# PROBLEM TO WORK ON:
Nothing in the records may be left out or reworded; return them exactly.

Dataset rows describing interfaces
-- Opening Marker --
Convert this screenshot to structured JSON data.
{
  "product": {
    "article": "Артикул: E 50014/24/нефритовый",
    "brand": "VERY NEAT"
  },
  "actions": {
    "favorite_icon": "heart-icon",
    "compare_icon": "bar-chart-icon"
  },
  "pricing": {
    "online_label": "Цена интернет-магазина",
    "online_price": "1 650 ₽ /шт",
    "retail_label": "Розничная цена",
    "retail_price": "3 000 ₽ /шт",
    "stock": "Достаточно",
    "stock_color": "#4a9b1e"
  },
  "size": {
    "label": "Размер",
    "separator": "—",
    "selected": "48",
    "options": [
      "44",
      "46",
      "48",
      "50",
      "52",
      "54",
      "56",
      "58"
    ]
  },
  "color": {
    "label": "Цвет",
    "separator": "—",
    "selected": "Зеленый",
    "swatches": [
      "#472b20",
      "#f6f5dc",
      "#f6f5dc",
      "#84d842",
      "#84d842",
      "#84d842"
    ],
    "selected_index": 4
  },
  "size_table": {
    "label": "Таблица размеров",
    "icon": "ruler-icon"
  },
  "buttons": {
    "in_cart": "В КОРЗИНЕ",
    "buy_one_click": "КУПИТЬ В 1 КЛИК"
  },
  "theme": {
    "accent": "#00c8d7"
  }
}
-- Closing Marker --
# PROBLEM SOLUTION:
Convert this screenshot to structured JSON data.
{
  "product": {
    "article": "Артикул: E 50014/24/нефритовый",
    "brand": "VERY NEAT"
  },
  "actions": {
    "favorite_icon": "heart-icon",
    "compare_icon": "bar-chart-icon"
  },
  "pricing": {
    "online_label": "Цена интернет-магазина",
    "online_price": "1 650 ₽ /шт",
    "retail_label": "Розничная цена",
    "retail_price": "3 000 ₽ /шт",
    "stock": "Достаточно",
    "stock_color": "#4a9b1e"
  },
  "size": {
    "label": "Размер",
    "separator": "—",
    "selected": "48",
    "options": [
      "44",
      "46",
      "48",
      "50",
      "52",
      "54",
      "56",
      "58"
    ]
  },
  "color": {
    "label": "Цвет",
    "separator": "—",
    "selected": "Зеленый",
    "swatches": [
      "#472b20",
      "#f6f5dc",
      "#f6f5dc",
      "#84d842",
      "#84d842",
      "#84d842"
    ],
    "selected_index": 4
  },
  "size_table": {
    "label": "Таблица размеров",
    "icon": "ruler-icon"
  },
  "buttons": {
    "in_cart": "В КОРЗИНЕ",
    "buy_one_click": "КУПИТЬ В 1 КЛИК"
  },
  "theme": {
    "accent": "#00c8d7"
  }
}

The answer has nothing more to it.